Every day, we rely on the energy and utilities industry. The traffic lights that guide us on our daily commutes, the air that conditions our homes and office spaces, and the cell phones and computers we use to communicate are a constant of every day modern life, and one we often take for granted, that is until the energy resources needed to power them fail.
While certainly inconvenient, we can generally depend on things to return to normal in a matter of hours and get back to business as usual. But with cyber-attacks targeting the energy sector a growing global threat, that typical outcome may not be one on which we can rely.
The energy industry in the United States is critical to our nation’s infrastructure and industrial success. But it is also a prime target for cyber-attacks from nation states, terrorists, and criminals looking to leverage the sector for their own political or economic aims. These attacks are fueled by the high value of energy industry assets and data, as well as the sector’s heavily automated and loosely protected processes, networks, and organizations. Coupled with low investments in digital risk management, at least as compared to sectors like financial services, this leaves energy facilities and suppliers vulnerable to damaging and costly attacks.
Once a rarity, attacks targeting energy sector firms now happen with growing frequency. In 2017, a Russian APT group known as DragonFly 2.0 compromised US and European energy companies and gained access to interfaces its engineers used to supply energy to homes and businesses. The same year, a virus was introduced remotely on controllers used in 18,000 power plants globally to regulate voltage, pressure, and temperatures in nuclear and water treatment facilities, almost triggering an explosion in Saudi Arabia. And nearly two years after malware jeopardized operations in the midst of hurricane recovery, which was then quickly followed by a ransomware attack, a North Carolina utility provider is still recovering. More recently, a DDoS attack for more than 10 hours crippled the network of a company supplying power to consumers in California, Utah, and Wyoming.

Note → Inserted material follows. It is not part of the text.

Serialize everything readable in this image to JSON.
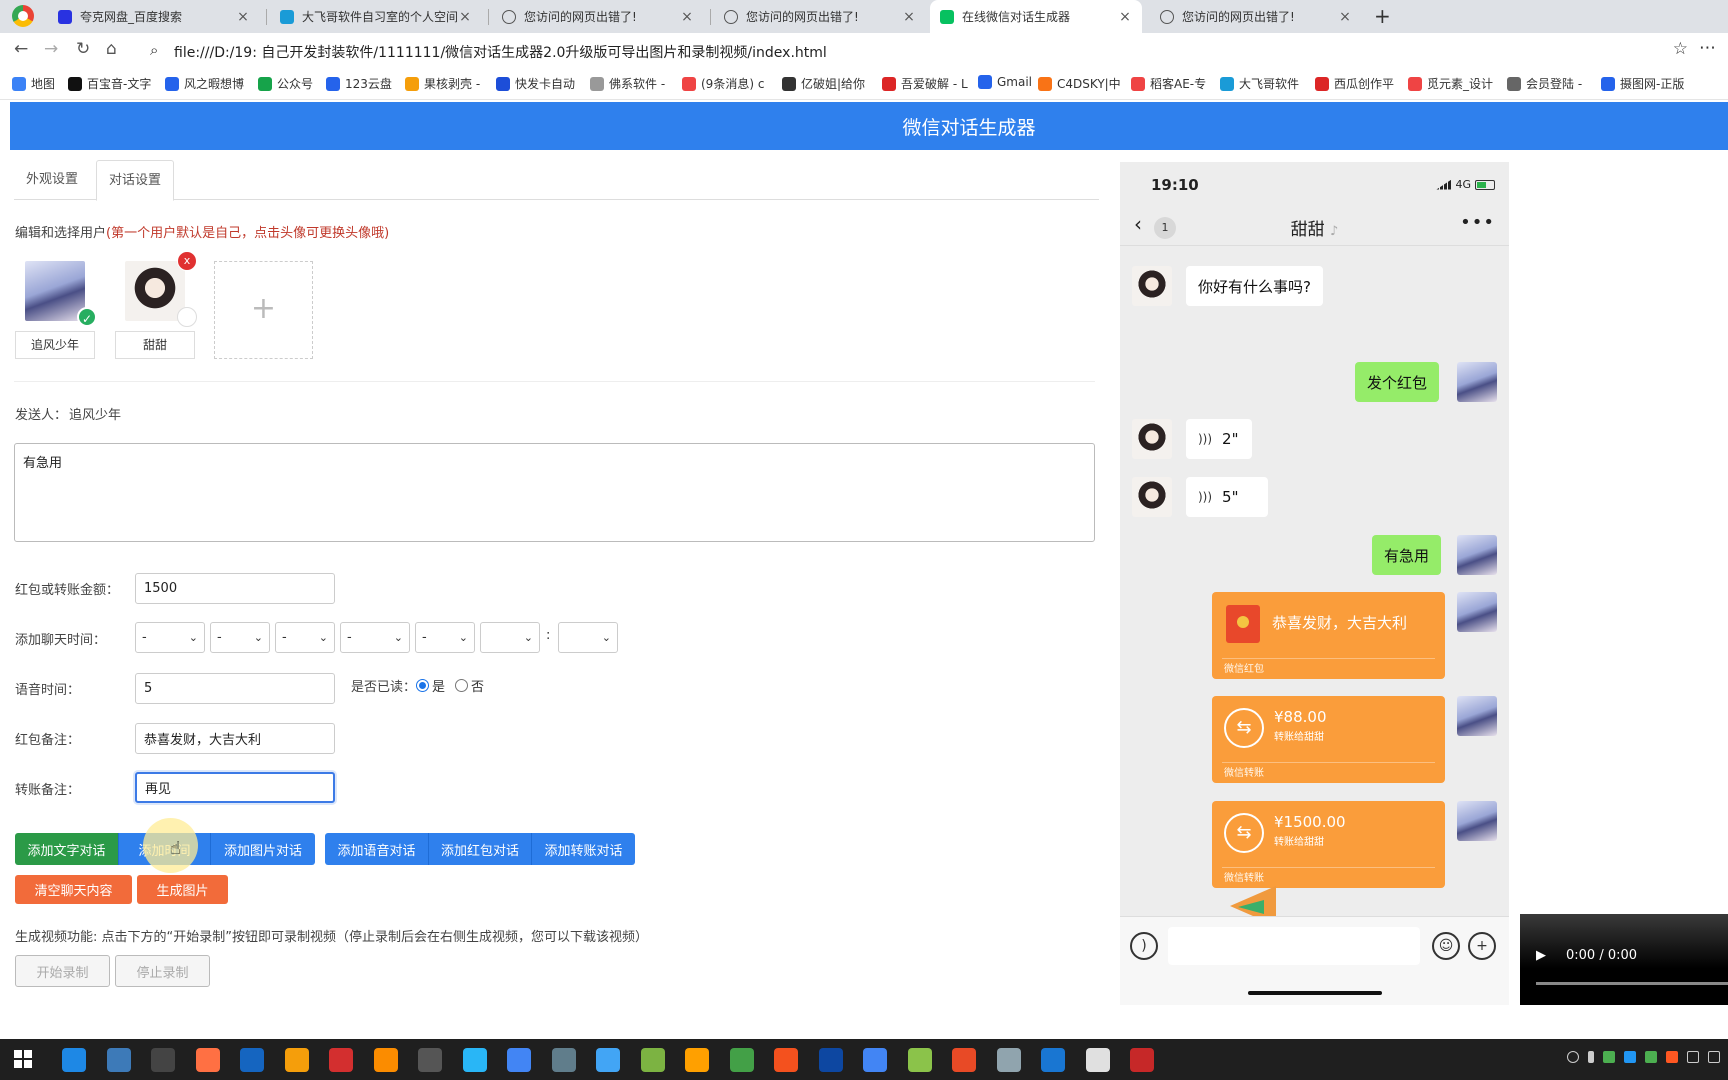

Although attacks in this sector mirror those in other industries, the stakes are significantly higher. Multiple hacking groups currently have the capability to attack and compromise industrial control system environments. Phishing, malware and other attacks, if successful, can give hackers the credentials necessary to access power grids, oil wells, generators, and other sensitive control areas. Utility organizations in the US spend approximately 80 percent of budget on external suppliers, making third party attacks another major concern.
See a video: Power Engineering’s Rod Walton talks with Tom McDonnell, of Rockwell Automation, about power plant security during POWERGEN International 2019 in New Orleans.

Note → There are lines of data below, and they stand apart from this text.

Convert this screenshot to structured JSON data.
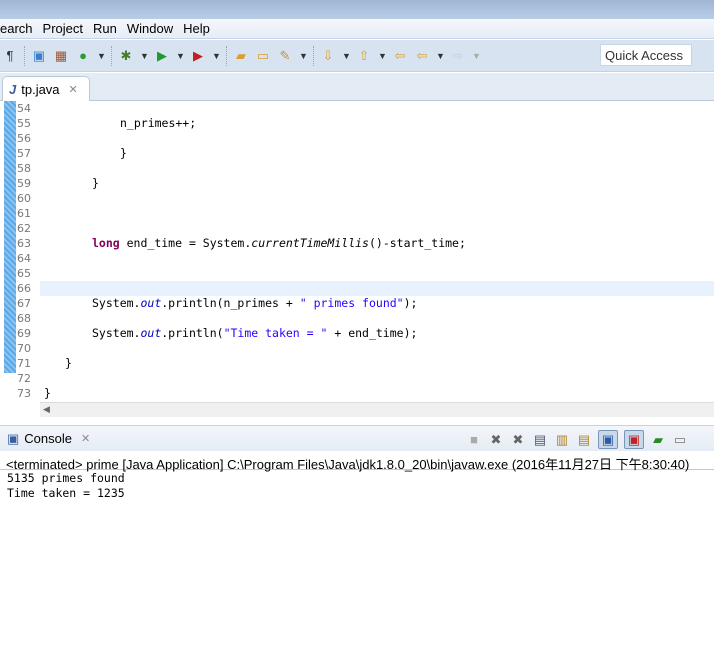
{
  "menu": [
    "earch",
    "Project",
    "Run",
    "Window",
    "Help"
  ],
  "quick_access": "Quick Access",
  "editor": {
    "tab_label": "tp.java",
    "line_numbers": [
      "54",
      "55",
      "56",
      "57",
      "58",
      "59",
      "60",
      "61",
      "62",
      "63",
      "64",
      "65",
      "66",
      "67",
      "68",
      "69",
      "70",
      "71",
      "72",
      "73"
    ],
    "code": {
      "l55": "n_primes++;",
      "l57": "}",
      "l59": "}",
      "l63_kw": "long",
      "l63_a": " end_time = System.",
      "l63_m": "currentTimeMillis",
      "l63_b": "()-start_time;",
      "l67_a": "System.",
      "l67_f": "out",
      "l67_b": ".println(n_primes + ",
      "l67_s": "\" primes found\"",
      "l67_c": ");",
      "l69_a": "System.",
      "l69_f": "out",
      "l69_b": ".println(",
      "l69_s": "\"Time taken = \"",
      "l69_c": " + end_time);",
      "l71": "}",
      "l73": "}"
    }
  },
  "console": {
    "tab_label": "Console",
    "info": "<terminated> prime [Java Application] C:\\Program Files\\Java\\jdk1.8.0_20\\bin\\javaw.exe (2016年11月27日 下午8:30:40)",
    "output": [
      "5135 primes found",
      "Time taken = 1235"
    ]
  }
}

Cyber threat actors will continue to penetrate critical infrastructure in the US. While this is partially due to the natural expansion of the Internet and IoT devices, it can also be attributed to a lack of robust security practices and employee training. However, a few simple steps can help these organizations avoid being implicated in breaches and outages.
Understanding which attack vectors most commonly affect energy utilities is the first step in helping to defend against them. The energy sector is known to be slow at updating infrastructure and process software, making it a prime target for DDoS and exploit attacks. Implementing good cyber hygiene by updating operating systems and applying patches immediately is integral to proactively safeguarding against compromise. Constantly monitoring for risk via open source threat intelligence can help organizations learn more about attack patterns and threat actors, which industries or companies are being targeted and whether criminals are in the planning stages of an attack before an incident occurs.

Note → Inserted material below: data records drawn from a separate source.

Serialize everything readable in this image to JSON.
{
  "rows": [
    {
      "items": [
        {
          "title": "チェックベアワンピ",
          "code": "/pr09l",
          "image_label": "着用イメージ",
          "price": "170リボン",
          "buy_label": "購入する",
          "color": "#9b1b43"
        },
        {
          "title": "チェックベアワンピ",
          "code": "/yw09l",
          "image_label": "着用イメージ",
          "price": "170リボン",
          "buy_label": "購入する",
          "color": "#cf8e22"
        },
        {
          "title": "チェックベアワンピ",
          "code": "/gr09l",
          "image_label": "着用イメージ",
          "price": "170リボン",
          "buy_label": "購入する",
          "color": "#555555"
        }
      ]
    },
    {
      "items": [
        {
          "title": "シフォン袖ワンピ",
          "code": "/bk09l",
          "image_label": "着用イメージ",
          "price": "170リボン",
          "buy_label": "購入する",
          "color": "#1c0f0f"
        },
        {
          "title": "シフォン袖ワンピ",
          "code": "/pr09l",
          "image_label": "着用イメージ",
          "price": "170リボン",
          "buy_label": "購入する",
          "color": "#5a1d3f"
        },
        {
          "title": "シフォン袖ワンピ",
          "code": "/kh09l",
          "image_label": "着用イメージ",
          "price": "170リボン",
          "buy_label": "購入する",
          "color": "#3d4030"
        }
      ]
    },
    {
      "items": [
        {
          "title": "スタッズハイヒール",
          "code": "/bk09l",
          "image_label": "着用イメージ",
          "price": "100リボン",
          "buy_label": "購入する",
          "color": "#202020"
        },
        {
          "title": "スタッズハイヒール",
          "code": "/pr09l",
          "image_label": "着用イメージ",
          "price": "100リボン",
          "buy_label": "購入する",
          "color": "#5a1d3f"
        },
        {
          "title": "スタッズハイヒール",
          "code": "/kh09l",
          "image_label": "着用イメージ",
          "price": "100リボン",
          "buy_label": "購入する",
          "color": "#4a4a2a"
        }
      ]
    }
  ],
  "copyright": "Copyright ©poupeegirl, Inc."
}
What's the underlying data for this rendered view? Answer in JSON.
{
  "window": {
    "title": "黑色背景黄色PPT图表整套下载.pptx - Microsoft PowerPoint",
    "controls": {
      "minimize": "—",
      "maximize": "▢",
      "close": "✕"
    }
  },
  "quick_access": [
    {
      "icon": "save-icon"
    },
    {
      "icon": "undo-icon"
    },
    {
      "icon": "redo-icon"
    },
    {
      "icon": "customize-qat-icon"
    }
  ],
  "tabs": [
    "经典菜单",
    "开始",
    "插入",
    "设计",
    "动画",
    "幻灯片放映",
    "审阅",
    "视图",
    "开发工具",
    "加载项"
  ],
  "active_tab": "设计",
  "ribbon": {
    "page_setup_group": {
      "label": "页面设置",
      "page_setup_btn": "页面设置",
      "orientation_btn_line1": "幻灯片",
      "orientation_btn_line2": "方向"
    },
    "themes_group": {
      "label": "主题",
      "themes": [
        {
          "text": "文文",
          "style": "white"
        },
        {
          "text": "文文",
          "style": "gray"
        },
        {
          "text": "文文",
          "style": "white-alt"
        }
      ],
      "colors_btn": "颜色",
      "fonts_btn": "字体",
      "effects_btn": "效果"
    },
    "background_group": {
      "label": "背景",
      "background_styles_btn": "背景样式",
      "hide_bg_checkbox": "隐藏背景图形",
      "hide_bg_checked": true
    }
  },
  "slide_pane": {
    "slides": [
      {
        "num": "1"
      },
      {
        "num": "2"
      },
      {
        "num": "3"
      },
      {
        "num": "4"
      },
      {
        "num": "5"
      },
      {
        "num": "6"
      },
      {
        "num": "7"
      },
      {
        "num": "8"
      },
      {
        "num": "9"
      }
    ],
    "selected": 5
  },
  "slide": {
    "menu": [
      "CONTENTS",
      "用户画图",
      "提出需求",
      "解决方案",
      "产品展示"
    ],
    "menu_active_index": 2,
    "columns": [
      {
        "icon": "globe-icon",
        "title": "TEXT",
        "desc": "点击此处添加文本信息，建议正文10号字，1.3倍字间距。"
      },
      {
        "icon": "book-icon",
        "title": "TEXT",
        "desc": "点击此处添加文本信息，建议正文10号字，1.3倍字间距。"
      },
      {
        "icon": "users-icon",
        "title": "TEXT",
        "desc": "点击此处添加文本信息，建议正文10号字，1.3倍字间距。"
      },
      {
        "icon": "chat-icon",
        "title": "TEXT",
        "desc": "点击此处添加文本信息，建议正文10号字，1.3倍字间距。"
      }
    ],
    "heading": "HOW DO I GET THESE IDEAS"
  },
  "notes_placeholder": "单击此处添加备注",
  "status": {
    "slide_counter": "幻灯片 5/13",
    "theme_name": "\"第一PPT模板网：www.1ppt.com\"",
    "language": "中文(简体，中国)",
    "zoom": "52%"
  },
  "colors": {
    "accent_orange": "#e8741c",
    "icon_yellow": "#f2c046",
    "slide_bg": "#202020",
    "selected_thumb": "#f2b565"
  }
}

Effective cybersecurity awareness training is another essential action that organizations can take to keep corporate users safe on the network. Teach employees to identify phishing, ransomware, social engineering, and other threats to keep information and accounts secure and mitigate the risk of a breach. For instance, attackers collect email addresses and strategically craft phishing emails that contain malicious links. Train employees to avoid clicking on unsolicited links and pop ups — especially on social media or from unknown sources — and to proactively report security suspected incidents. Additionally, restrict employees’ access to only the data and systems those individuals need to do their jobs. This limits the attack surface and can reduce damage and incident remediation costs should a breach occur.
Also important is reducing third-party risk by understanding vendors’ security posture. Evaluate suppliers and vendors before engaging them as part of the contract and throughout the relationship. Ask questions to identify their potential exposure areas, technical controls to data and systems, network segmentation practices and authentication tools used. After determining cybersecurity practices and enforcement capabilities a baseline can then be set for continuous partner monitoring, protecting sensitive data from unauthorized access that might result from gaps in extended parties’ and partners’ security infrastructure or from networks.
Like organizations everywhere, the energy sector is beset on all sides by a catalog of ever-evolving cyber threats and threat actors trying to gain access to their networks, each with the potential to expose ultra-sensitive data or bring critical infrastructure to a halt. While there’s no way to guarantee 100 percent safety from malicious threats or compromise, a strategic and holistic security approach is the only way to safeguard against them. By keeping informed of the latest security threats and maintaining visibility into their own and third parties’ infosecurity infrastructure along with maintaining a proactive cyber defense and a strong culture of cybersecurity awareness, organizations in the energy industry can prevent an attack from becoming a crisis.
About the author: Vinnie Savino is a Customer Success Manager with LookingGlass Cyber Solutions.